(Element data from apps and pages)
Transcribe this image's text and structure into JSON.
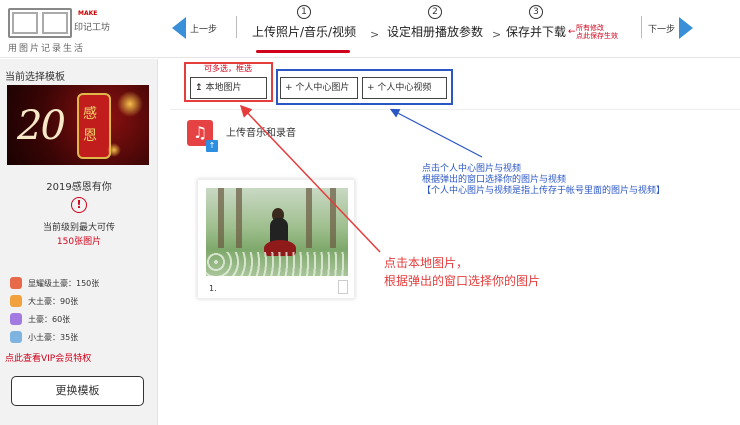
{
  "logo": {
    "make": "MAKE",
    "brand": "印记工坊",
    "slogan": "用图片记录生活"
  },
  "nav": {
    "prev_label": "上一步",
    "next_label": "下一步",
    "steps": [
      {
        "num": "1",
        "label": "上传照片/音乐/视频"
      },
      {
        "num": "2",
        "label": "设定相册播放参数"
      },
      {
        "num": "3",
        "label": "保存并下载"
      }
    ],
    "separator": ">",
    "save_note_line1": "所有修改",
    "save_note_line2": "点此保存生效",
    "save_arrow": "←"
  },
  "sidebar": {
    "title": "当前选择模板",
    "template_year": "20",
    "template_chars": "感恩",
    "template_name": "2019感恩有你",
    "warn_symbol": "!",
    "limit_label": "当前级别最大可传",
    "limit_value": "150张图片",
    "vip_levels": [
      {
        "label": "显耀级土豪：150张",
        "color": "#e8694a"
      },
      {
        "label": "大土豪：90张",
        "color": "#f2a23c"
      },
      {
        "label": "土豪：60张",
        "color": "#a37be0"
      },
      {
        "label": "小土豪：35张",
        "color": "#7fb4e0"
      }
    ],
    "vip_link": "点此查看VIP会员特权",
    "change_button": "更换模板"
  },
  "main": {
    "multi_select_note": "可多选，框选",
    "upload_icon": "↥",
    "local_button": "本地图片",
    "personal_pic_button": "+ 个人中心图片",
    "personal_video_button": "+ 个人中心视频",
    "music_label": "上传音乐和录音",
    "music_icon_glyph": "♫",
    "music_upload_glyph": "↑",
    "photo_number": "1."
  },
  "annotations": {
    "blue_lines": [
      "点击个人中心图片与视频",
      "根据弹出的窗口选择你的图片与视频",
      "【个人中心图片与视频是指上传存于帐号里面的图片与视频】"
    ],
    "red_lines": [
      "点击本地图片，",
      "根据弹出的窗口选择你的图片"
    ]
  },
  "colors": {
    "accent_blue": "#3a8fd9",
    "accent_red": "#d0021b",
    "annot_blue": "#2b57c5",
    "annot_red": "#e53c3c"
  }
}
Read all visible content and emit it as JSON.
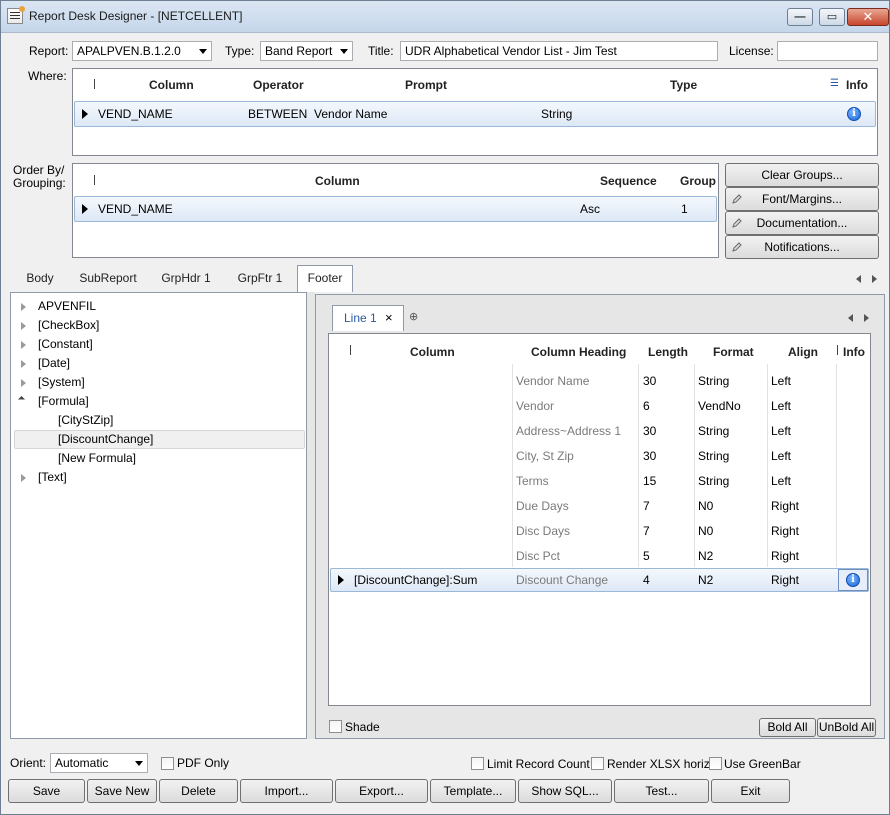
{
  "window": {
    "title": "Report Desk Designer - [NETCELLENT]",
    "minimize_glyph": "—",
    "maximize_glyph": "▭",
    "close_glyph": "✕"
  },
  "header": {
    "report_label": "Report:",
    "report_value": "APALPVEN.B.1.2.0",
    "type_label": "Type:",
    "type_value": "Band Report",
    "title_label": "Title:",
    "title_value": "UDR Alphabetical Vendor List - Jim Test",
    "license_label": "License:",
    "license_value": ""
  },
  "where": {
    "label": "Where:",
    "columns": [
      "Column",
      "Operator",
      "Prompt",
      "Type",
      "Info"
    ],
    "rows": [
      {
        "column": "VEND_NAME",
        "operator": "BETWEEN",
        "prompt": "Vendor Name",
        "type": "String"
      }
    ]
  },
  "order_by": {
    "label_line1": "Order By/",
    "label_line2": "Grouping:",
    "columns": [
      "Column",
      "Sequence",
      "Group"
    ],
    "rows": [
      {
        "column": "VEND_NAME",
        "sequence": "Asc",
        "group": "1"
      }
    ]
  },
  "side_buttons": [
    "Clear Groups...",
    "Font/Margins...",
    "Documentation...",
    "Notifications..."
  ],
  "tabs": [
    "Body",
    "SubReport",
    "GrpHdr 1",
    "GrpFtr 1",
    "Footer"
  ],
  "active_tab": "Footer",
  "tree": [
    {
      "label": "APVENFIL",
      "expander": "closed"
    },
    {
      "label": "[CheckBox]",
      "expander": "closed"
    },
    {
      "label": "[Constant]",
      "expander": "closed"
    },
    {
      "label": "[Date]",
      "expander": "closed"
    },
    {
      "label": "[System]",
      "expander": "closed"
    },
    {
      "label": "[Formula]",
      "expander": "open"
    },
    {
      "label": "[CityStZip]",
      "expander": "none"
    },
    {
      "label": "[DiscountChange]",
      "expander": "none",
      "selected": true
    },
    {
      "label": "[New Formula]",
      "expander": "none"
    },
    {
      "label": "[Text]",
      "expander": "closed"
    }
  ],
  "line_tab": {
    "label": "Line 1",
    "close_glyph": "×",
    "add_glyph": "⊕"
  },
  "line_columns": {
    "headers": [
      "Column",
      "Column Heading",
      "Length",
      "Format",
      "Align",
      "Info"
    ],
    "rows": [
      {
        "column": "",
        "heading": "Vendor Name",
        "length": "30",
        "format": "String",
        "align": "Left"
      },
      {
        "column": "",
        "heading": "Vendor",
        "length": "6",
        "format": "VendNo",
        "align": "Left"
      },
      {
        "column": "",
        "heading": "Address~Address 1",
        "length": "30",
        "format": "String",
        "align": "Left"
      },
      {
        "column": "",
        "heading": "City, St Zip",
        "length": "30",
        "format": "String",
        "align": "Left"
      },
      {
        "column": "",
        "heading": "Terms",
        "length": "15",
        "format": "String",
        "align": "Left"
      },
      {
        "column": "",
        "heading": "Due Days",
        "length": "7",
        "format": "N0",
        "align": "Right"
      },
      {
        "column": "",
        "heading": "Disc Days",
        "length": "7",
        "format": "N0",
        "align": "Right"
      },
      {
        "column": "",
        "heading": "Disc Pct",
        "length": "5",
        "format": "N2",
        "align": "Right"
      },
      {
        "column": "[DiscountChange]:Sum",
        "heading": "Discount Change",
        "length": "4",
        "format": "N2",
        "align": "Right"
      }
    ]
  },
  "shade_label": "Shade",
  "bold_all": "Bold All",
  "unbold_all": "UnBold All",
  "bottom": {
    "orient_label": "Orient:",
    "orient_value": "Automatic",
    "pdf_only": "PDF Only",
    "limit_record_count": "Limit Record Count",
    "render_xlsx": "Render XLSX horiz.",
    "use_greenbar": "Use GreenBar"
  },
  "action_buttons": [
    "Save",
    "Save New",
    "Delete",
    "Import...",
    "Export...",
    "Template...",
    "Show SQL...",
    "Test...",
    "Exit"
  ],
  "colors": {
    "accent": "#2a5aa0",
    "row_highlight": "#dde8f6",
    "info_icon": "#1565d8"
  },
  "icons": {
    "app": "report-designer-icon",
    "info": "info-icon",
    "pencil": "pencil-icon",
    "row": "row-indicator-icon"
  }
}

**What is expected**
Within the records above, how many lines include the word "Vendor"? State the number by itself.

**Exercise output**
4